He was made School captain at 18 and, with success which brought him mention in almost every newspaper in the country, totalled 1,251 runs for an average of 113. He made 240 against Wrekin, 216 against Cryptics, and, chosen to play for the Yorkshire Cricket Federation XI against Notts he scored 200. "I thought Cricket was an easy game and an ideal way of earning a living. I talked over the idea of being a professional cricketer with my father, and after a time, he agreed I should have a try."
He left school in September 1955, but as Craftsman Sharpe he had to do two years of National Service in R.E.M.E. Playing for the Combined Services he scored half-centuries against Warwickshire, Worcestershire and Surrey, and in one game for the Yorkshire Colts made 67 against Lancashire Second XI.
His father gave him a job learning wool sorting, alongside another Yorkshire batsman, D.E.V. Padgett, to occupy his time in the winter and then in 1958 came the serious effort of trying to prove himself a cricketer.
With the Yorkshire Colts he began with six or seven consecutive scores of over 40 and he was chosen for a four-match trial with the County XI. He was twelfth man for the first game against Surrey, scored 7 and 56 not out against Sussex at Worthing, failed against Kent at Maidstone but scored 141 against Somerset at Sheffield. He kept with the side to the end of the season.
Sharpe's main weakness in those early days was a tendency to turn chest on to the bowler when playing defensively. It caused the bat to travel across the line of flight of the ball instead of moving like a pendulum down the line of flight.
In twelve innings at the start of the 1959 season he made only 90 runs and a score of 202 against the touring India side for the Minor Counties did not change his luck. He finished the season deputising for the Yorkshire scorer who had been taken ill.
The fault in technique persisted. He scored a double century for Yorkshire against Cambridge University at the start of the 1960 season but this failed to impress. Sharpe was more often twelfth man than player and he had just over 1,000 runs to his credit at the end of the season. Yorkshire, nevertheless, encouraged him by giving him his county cap.
In 43 innings for the county in 1961 he scored only 1,000 runs with a highest score of 87 and an average of 27.02. Although Yorkshire had 14 capped players to choose from they persisted with Sharpe because the bowlers liked to have him at slip.
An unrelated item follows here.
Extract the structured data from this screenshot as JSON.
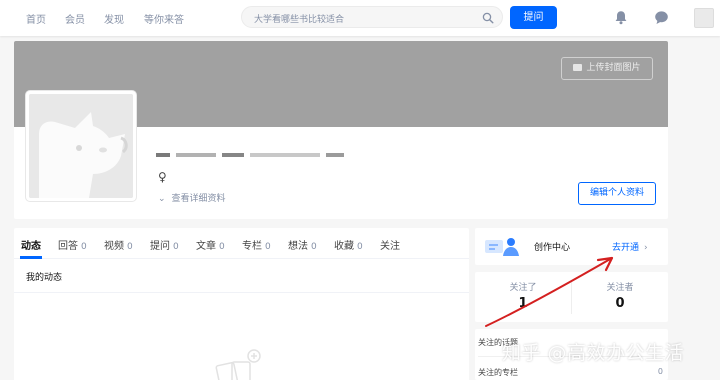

He was alert and had a good pair of hands. He had a subtle, almost impish sense of humour, and he was good to have about the dressing-room.
Says Sharpe: "On the experience gained I suddenly realised that my real mistake was that I had been playing at cricket rather than playing cricket. I needed to concentrate ... and a funny thing, in coming to this conclusion I found a confidence I had only experienced in my last year at Worksop."
Almost immediately his cricket took on a new character. He contributed over 50 runs in six out of the first seven games. He scored centuries against Lancashire, Pakistan, Surrey, Nottinghamshire, Northamptonshire and Lancashire again. The tendency to turn chest on went. Batting or fielding he had a contribution to make to every game and in 64 innings during the season he averaged over 40.
He became a strong candidate for a place in Dexter's M.C.C. side for Australia and probably only missed because the selectors wanted all-rounders, batsmen who could bowl off-spin.
Yorkshire's faith in him has been fully justified and he is confidently expected to join the county's long list of successful Test players.